■ Work order ■
Where an entry holds an image, skip the image but reproduce the rest word for word.
[[ Entries provided open ]]
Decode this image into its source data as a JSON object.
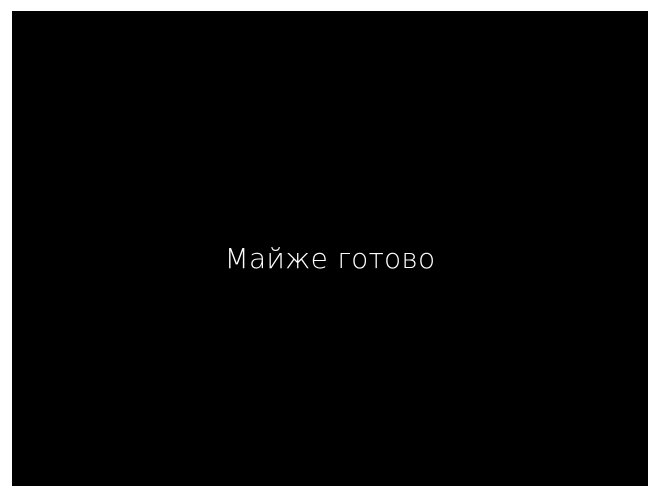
{
  "screen": {
    "status_message": "Майже готово",
    "background_color": "#000000",
    "text_color": "#ffffff"
  }
}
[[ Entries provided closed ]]
■ Answer for the task ■
Decode this image into its source data as a JSON object.
{
  "screen": {
    "status_message": "Майже готово",
    "background_color": "#000000",
    "text_color": "#ffffff"
  }
}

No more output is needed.